My hours as a lawyer vary but you can, in lawyer-terms, have a life: you won’t be working that many weekends or late at night. Monday to Friday, if I finished work by 6pm, I’d run to the British Library and read until they closed at 8pm. Then I’d run back home and write as much as I could until midnight. If I didn’t get out at six then I’d be writing 9-11, 9 to midnight, or 10 to 12. I’d basically squeeze it in when I could, and it would be completely fine with me if I only wrote about two or three paragraphs. I didn’t have targets, to meet certain numbers of words or chapters by a specific time, I just did what I could when I could.
Did you encounter any writer’s block?

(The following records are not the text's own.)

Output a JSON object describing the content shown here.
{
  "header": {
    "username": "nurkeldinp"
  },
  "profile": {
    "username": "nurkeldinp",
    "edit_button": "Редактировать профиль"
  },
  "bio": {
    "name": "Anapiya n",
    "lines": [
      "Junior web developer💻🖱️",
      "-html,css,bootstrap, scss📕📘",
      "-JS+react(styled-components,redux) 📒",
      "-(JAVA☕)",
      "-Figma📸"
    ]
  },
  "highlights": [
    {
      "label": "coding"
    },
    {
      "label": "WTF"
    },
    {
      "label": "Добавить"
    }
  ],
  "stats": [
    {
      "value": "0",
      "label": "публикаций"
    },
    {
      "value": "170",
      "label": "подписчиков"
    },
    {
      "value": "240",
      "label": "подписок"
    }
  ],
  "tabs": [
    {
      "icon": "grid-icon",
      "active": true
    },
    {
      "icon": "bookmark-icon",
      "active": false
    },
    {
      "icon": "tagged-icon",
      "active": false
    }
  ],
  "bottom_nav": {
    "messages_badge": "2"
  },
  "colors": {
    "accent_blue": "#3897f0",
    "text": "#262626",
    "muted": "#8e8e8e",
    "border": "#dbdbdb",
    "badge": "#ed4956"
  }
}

When I did, I would just read instead, stuff for the Hassan chapters. I was quite disciplined about researching; I felt the responsibility to get it as right as possible, because even though it’s fiction, I wanted the historical elements of it to be as accurate as possible. It’s also an educational tool, that’s another purpose of the novel, to teach people about this part of our history. So if I had a creative block I could still do stuff to progress the novel that wasn’t writing.
How did it feel to submit your manuscript?
It was the scariest time. I was just really worried: they had no idea what the plot was going to be, they had no idea where the book was going to go. I think it took them about a week for them to get back to me, and I didn’t receive any updates in between. So for the whole week I was feeling sick, like, what if they hate this, what if it’s terrible, what if I actually can’t write. But thankfully they were extremely complimentary when they got back to me; I’m sure he knew how to talk to vulnerable debut authors whose creative babies are in their hands!
What was it like when people read it for the first time?
The very first non-family review that I got on Goodreads felt so, so good. And I started getting DMs from people being like, “By the way, I read your book and wanted you to know that it really resonated with me”, or “I felt really seen” or, “it felt wonderful to feel represented.” That kind of stuff felt better than any money you could ever earn from writing a book. People reading it and learning something from it. It was the best feeling ever.
[This post was originally published here]